So many yogas, so little time… and so few words. In my WSJ review of "Yoga: The Art of Transformation" at the Smithsonian's Sackler, I did not have the space to single out an 8th-century ivory carving from Kashmir. Less than five inches tall, it draws you into the story of the Buddha as he adopts, then rejects … Continue reading A constellation of yogas
Recently revisited "Interwoven Globe" at the Met and marveled once again at the fabulous designs. Are these insects, flowers and animals not great? For a more serious take…see my review in the WSJ.
Indian painters, whether they worked for emperors or Rajputs, most probably never cowered in the shadows -- I imagine the workshops they worked in had just the right amount of daylight needed for them to apply brush to palm-leaf and, from about 1500 onward, to paper. But in the way art historians have in the … Continue reading INDIAN PAINTERS: FROM THE SHADOWS INTO THE LIMELIGHT
Truth -- or rather, expressing the truth is such a slippery thing. When I was writing my review of "Felice Beato: A Photographer on the Eastern Road" at the Getty Center, I ended up looking at lots of 19th-century photographs.

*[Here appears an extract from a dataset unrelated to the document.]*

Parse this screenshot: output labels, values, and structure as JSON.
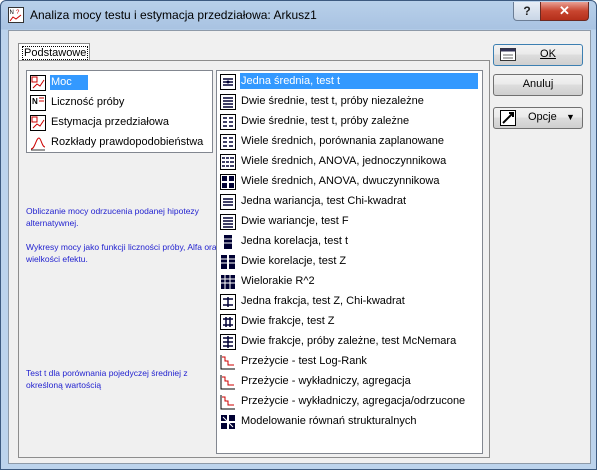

What struck me was how some resorted to lying in order to tell the … Continue reading LYING TO TELL THE TRUTH